Fraudulent messages are now ‘third certainty of life’

In a year where a case of fraud was reported every two minutes, Myron Jobson, senior personal finance analyst, Interactive Investor, believes “some progress has been made in the ongoing battle against scams”.

Indeed, in February this year the Government launched a national TV and radio campaign ‘Stop! Think Fraud’, with the help of social media giants Meta, as well as banking providers including Barclays too.

However, he insisted more must be done to tackle the range of cons that have now become part of everyday life.

Jobson said: “Receiving scam correspondence has seemingly become the third certainty of life, alongside death and taxes. For many Britons, not a day goes by without receiving some form of malicious correspondence designed to defraud.

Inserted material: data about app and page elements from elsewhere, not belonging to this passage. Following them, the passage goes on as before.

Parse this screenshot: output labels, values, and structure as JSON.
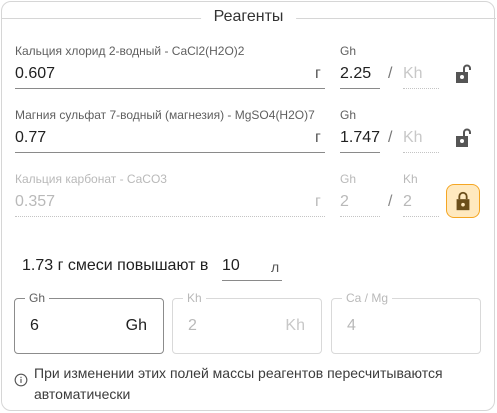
{
  "title": "Реагенты",
  "reagents": [
    {
      "name": "Кальция хлорид 2-водный - CaCl2(H2O)2",
      "mass": "0.607",
      "mass_unit": "г",
      "gh_label": "Gh",
      "gh_value": "2.25",
      "kh_label": "",
      "kh_placeholder": "Kh",
      "locked": false,
      "disabled": false
    },
    {
      "name": "Магния сульфат 7-водный (магнезия) - MgSO4(H2O)7",
      "mass": "0.77",
      "mass_unit": "г",
      "gh_label": "Gh",
      "gh_value": "1.747",
      "kh_label": "",
      "kh_placeholder": "Kh",
      "locked": false,
      "disabled": false
    },
    {
      "name": "Кальция карбонат - CaCO3",
      "mass": "0.357",
      "mass_unit": "г",
      "gh_label": "Gh",
      "gh_value": "2",
      "kh_label": "Kh",
      "kh_value": "2",
      "locked": true,
      "disabled": true
    }
  ],
  "separator": "/",
  "mix": {
    "text": "1.73 г смеси повышают в",
    "volume": "10",
    "volume_unit": "л"
  },
  "targets": [
    {
      "label": "Gh",
      "value": "6",
      "unit": "Gh",
      "active": true
    },
    {
      "label": "Kh",
      "value": "2",
      "unit": "Kh",
      "active": false
    },
    {
      "label": "Ca / Mg",
      "value": "4",
      "unit": "",
      "active": false
    }
  ],
  "info": "При изменении этих полей массы реагентов пересчитываются автоматически",
  "colors": {
    "accent_lock_bg": "#ffe9bf",
    "accent_lock_border": "#f5a623",
    "text": "#212121",
    "disabled_text": "#b9b9b9"
  },
  "icons": {
    "unlocked": "lock-open-icon",
    "locked": "lock-closed-icon",
    "info": "info-icon"
  }
}
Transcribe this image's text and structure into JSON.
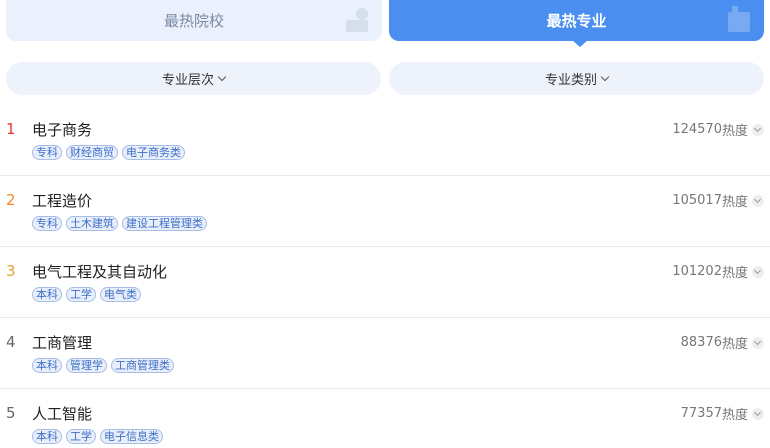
{
  "tabs": {
    "hot_schools": "最热院校",
    "hot_majors": "最热专业"
  },
  "filters": {
    "level": "专业层次",
    "category": "专业类别"
  },
  "heat_suffix": "热度",
  "majors": [
    {
      "rank": "1",
      "name": "电子商务",
      "tags": [
        "专科",
        "财经商贸",
        "电子商务类"
      ],
      "heat": "124570"
    },
    {
      "rank": "2",
      "name": "工程造价",
      "tags": [
        "专科",
        "土木建筑",
        "建设工程管理类"
      ],
      "heat": "105017"
    },
    {
      "rank": "3",
      "name": "电气工程及其自动化",
      "tags": [
        "本科",
        "工学",
        "电气类"
      ],
      "heat": "101202"
    },
    {
      "rank": "4",
      "name": "工商管理",
      "tags": [
        "本科",
        "管理学",
        "工商管理类"
      ],
      "heat": "88376"
    },
    {
      "rank": "5",
      "name": "人工智能",
      "tags": [
        "本科",
        "工学",
        "电子信息类"
      ],
      "heat": "77357"
    }
  ],
  "colors": {
    "accent": "#4a8ef0",
    "rank1": "#e53935",
    "rank2": "#ef8a1c",
    "rank3": "#e6a32a"
  }
}
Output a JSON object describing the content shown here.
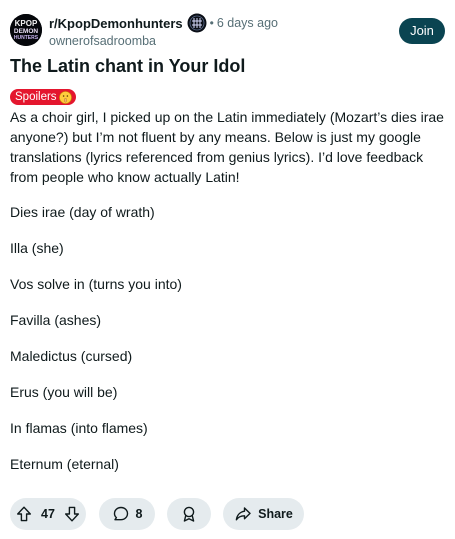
{
  "header": {
    "subreddit": "r/KpopDemonhunters",
    "separator": "•",
    "time_ago": "6 days ago",
    "username": "ownerofsadroomba",
    "join_label": "Join",
    "avatar_text": [
      "KPOP",
      "DEMON",
      "HUNTERS"
    ]
  },
  "post": {
    "title": "The Latin chant in Your Idol",
    "flair": "Spoilers",
    "intro": "As a choir girl, I picked up on the Latin immediately (Mozart’s dies irae anyone?) but I’m not fluent by any means. Below is just my google translations (lyrics referenced from genius lyrics). I’d love feedback from people who know actually Latin!",
    "lyrics": [
      "Dies irae (day of wrath)",
      "Illa (she)",
      "Vos solve in (turns you into)",
      "Favilla (ashes)",
      "Maledictus (cursed)",
      "Erus (you will be)",
      "In flamas (into flames)",
      "Eternum (eternal)"
    ]
  },
  "actions": {
    "score": "47",
    "comments": "8",
    "share_label": "Share"
  },
  "colors": {
    "join_bg": "#0a4451",
    "flair_bg": "#e4162e",
    "pill_bg": "#e5ebee",
    "muted_text": "#576f76"
  },
  "icons": {
    "avatar": "kpop-demon-hunters-logo",
    "subreddit_badge": "subreddit-badge-icon",
    "flair": "shushing-face-emoji",
    "upvote": "upvote-arrow-icon",
    "downvote": "downvote-arrow-icon",
    "comments": "comment-bubble-icon",
    "award": "award-ribbon-icon",
    "share": "share-arrow-icon"
  }
}
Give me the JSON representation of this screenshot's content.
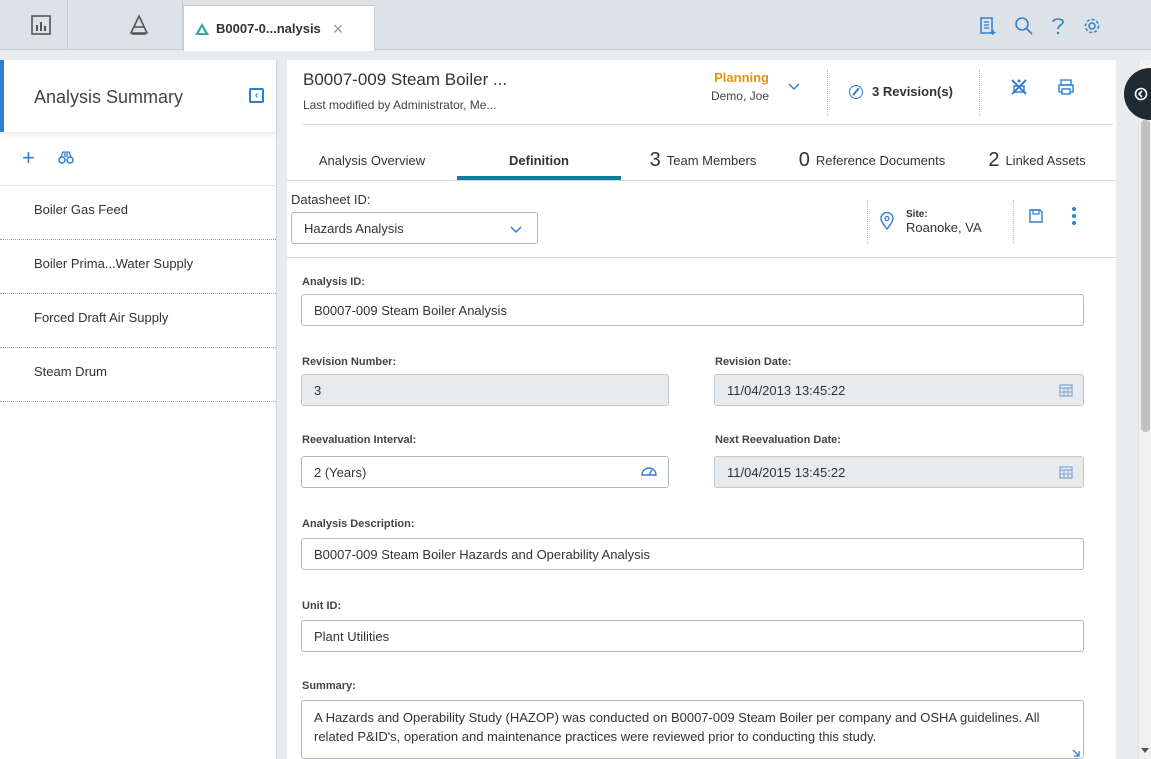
{
  "topbar": {
    "tab_title": "B0007-0...nalysis",
    "icons": [
      "dashboard-icon",
      "hazard-analysis-icon",
      "add-note-icon",
      "search-icon",
      "help-icon",
      "settings-icon"
    ]
  },
  "sidebar": {
    "title": "Analysis Summary",
    "items": [
      {
        "label": "Boiler Gas Feed"
      },
      {
        "label": "Boiler Prima...Water Supply"
      },
      {
        "label": "Forced Draft Air Supply"
      },
      {
        "label": "Steam Drum"
      }
    ]
  },
  "header": {
    "title": "B0007-009 Steam Boiler ...",
    "subtitle": "Last modified by Administrator, Me...",
    "state": "Planning",
    "state_user": "Demo, Joe",
    "revisions": "3 Revision(s)"
  },
  "tabs": [
    {
      "count": "",
      "label": "Analysis Overview"
    },
    {
      "count": "",
      "label": "Definition"
    },
    {
      "count": "3",
      "label": "Team Members"
    },
    {
      "count": "0",
      "label": "Reference Documents"
    },
    {
      "count": "2",
      "label": "Linked Assets"
    }
  ],
  "datasheet": {
    "label": "Datasheet ID:",
    "value": "Hazards Analysis",
    "site_label": "Site:",
    "site_value": "Roanoke, VA"
  },
  "form": {
    "analysis_id": {
      "label": "Analysis ID:",
      "value": "B0007-009 Steam Boiler Analysis"
    },
    "revision_number": {
      "label": "Revision Number:",
      "value": "3"
    },
    "revision_date": {
      "label": "Revision Date:",
      "value": "11/04/2013 13:45:22"
    },
    "reevaluation_interval": {
      "label": "Reevaluation Interval:",
      "value": "2 (Years)"
    },
    "next_reevaluation_date": {
      "label": "Next Reevaluation Date:",
      "value": "11/04/2015 13:45:22"
    },
    "analysis_description": {
      "label": "Analysis Description:",
      "value": "B0007-009 Steam Boiler Hazards and Operability Analysis"
    },
    "unit_id": {
      "label": "Unit ID:",
      "value": "Plant Utilities"
    },
    "summary": {
      "label": "Summary:",
      "value": "A Hazards and Operability Study (HAZOP) was conducted on B0007-009 Steam Boiler per company and OSHA guidelines. All related P&ID's, operation and maintenance practices were reviewed prior to conducting this study."
    }
  },
  "colors": {
    "accent": "#2f7fd1",
    "active_tab_underline": "#137b9e",
    "state_planning": "#e8930c"
  }
}
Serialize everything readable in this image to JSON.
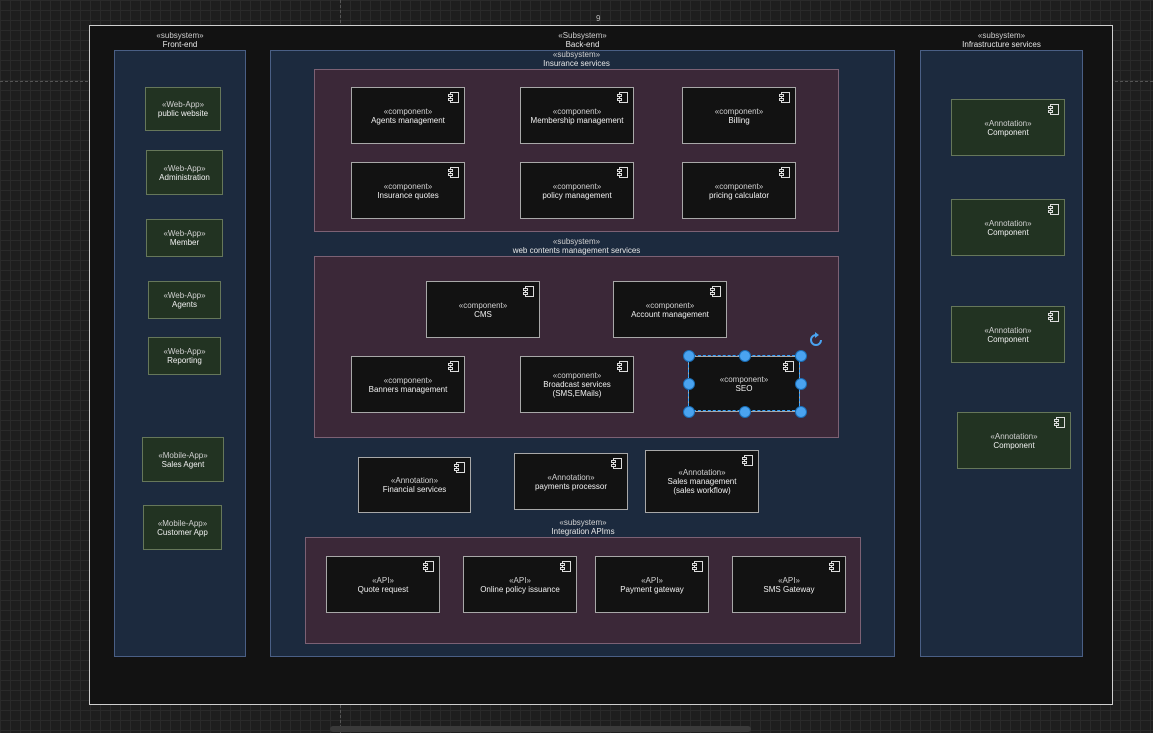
{
  "page_number": "9",
  "front_end": {
    "stereotype": "«subsystem»",
    "name": "Front-end",
    "apps": [
      {
        "stereotype": "«Web-App»",
        "name": "public website"
      },
      {
        "stereotype": "«Web-App»",
        "name": "Administration"
      },
      {
        "stereotype": "«Web-App»",
        "name": "Member"
      },
      {
        "stereotype": "«Web-App»",
        "name": "Agents"
      },
      {
        "stereotype": "«Web-App»",
        "name": "Reporting"
      },
      {
        "stereotype": "«Mobile-App»",
        "name": "Sales Agent"
      },
      {
        "stereotype": "«Mobile-App»",
        "name": "Customer App"
      }
    ]
  },
  "back_end": {
    "stereotype": "«Subsystem»",
    "name": "Back-end",
    "insurance": {
      "stereotype": "«subsystem»",
      "name": "Insurance services",
      "components": [
        {
          "stereotype": "«component»",
          "name": "Agents management"
        },
        {
          "stereotype": "«component»",
          "name": "Membership management"
        },
        {
          "stereotype": "«component»",
          "name": "Billing"
        },
        {
          "stereotype": "«component»",
          "name": "Insurance quotes"
        },
        {
          "stereotype": "«component»",
          "name": "policy management"
        },
        {
          "stereotype": "«component»",
          "name": "pricing calculator"
        }
      ]
    },
    "web_contents": {
      "stereotype": "«subsystem»",
      "name": "web contents management services",
      "components": [
        {
          "stereotype": "«component»",
          "name": "CMS"
        },
        {
          "stereotype": "«component»",
          "name": "Account management"
        },
        {
          "stereotype": "«component»",
          "name": "Banners management"
        },
        {
          "stereotype": "«component»",
          "name": "Broadcast services",
          "name2": "(SMS,EMails)"
        },
        {
          "stereotype": "«component»",
          "name": "SEO"
        }
      ]
    },
    "annotations": [
      {
        "stereotype": "«Annotation»",
        "name": "Financial services"
      },
      {
        "stereotype": "«Annotation»",
        "name": "payments processor"
      },
      {
        "stereotype": "«Annotation»",
        "name": "Sales management",
        "name2": "(sales workflow)"
      }
    ],
    "integration": {
      "stereotype": "«subsystem»",
      "name": "Integration APIms",
      "apis": [
        {
          "stereotype": "«API»",
          "name": "Quote request"
        },
        {
          "stereotype": "«API»",
          "name": "Online policy issuance"
        },
        {
          "stereotype": "«API»",
          "name": "Payment gateway"
        },
        {
          "stereotype": "«API»",
          "name": "SMS Gateway"
        }
      ]
    }
  },
  "infrastructure": {
    "stereotype": "«subsystem»",
    "name": "Infrastructure services",
    "components": [
      {
        "stereotype": "«Annotation»",
        "name": "Component"
      },
      {
        "stereotype": "«Annotation»",
        "name": "Component"
      },
      {
        "stereotype": "«Annotation»",
        "name": "Component"
      },
      {
        "stereotype": "«Annotation»",
        "name": "Component"
      }
    ]
  },
  "colors": {
    "subsystem_fill": "#1c2a3e",
    "inner_subsystem_fill": "#3b2838",
    "webapp_fill": "#223322",
    "selection": "#4aa3f0"
  }
}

“In our increasingly digitised world, financial scams are like weeds in a garden; no matter how much we tend to it, they keep popping up, threatening our financial well-being.

“Common scams such as postage and impersonation scams are becoming increasingly difficult to recognise, because they constantly alter their disguises.”

Jobson added: “In addition to the basics, which include not sharing your login credentials and ensuring that online transactions are made from secure and trusted websites, be mindful of who you disclose personal information to and remember that if a proposition seems too good to be true, then it probably is.”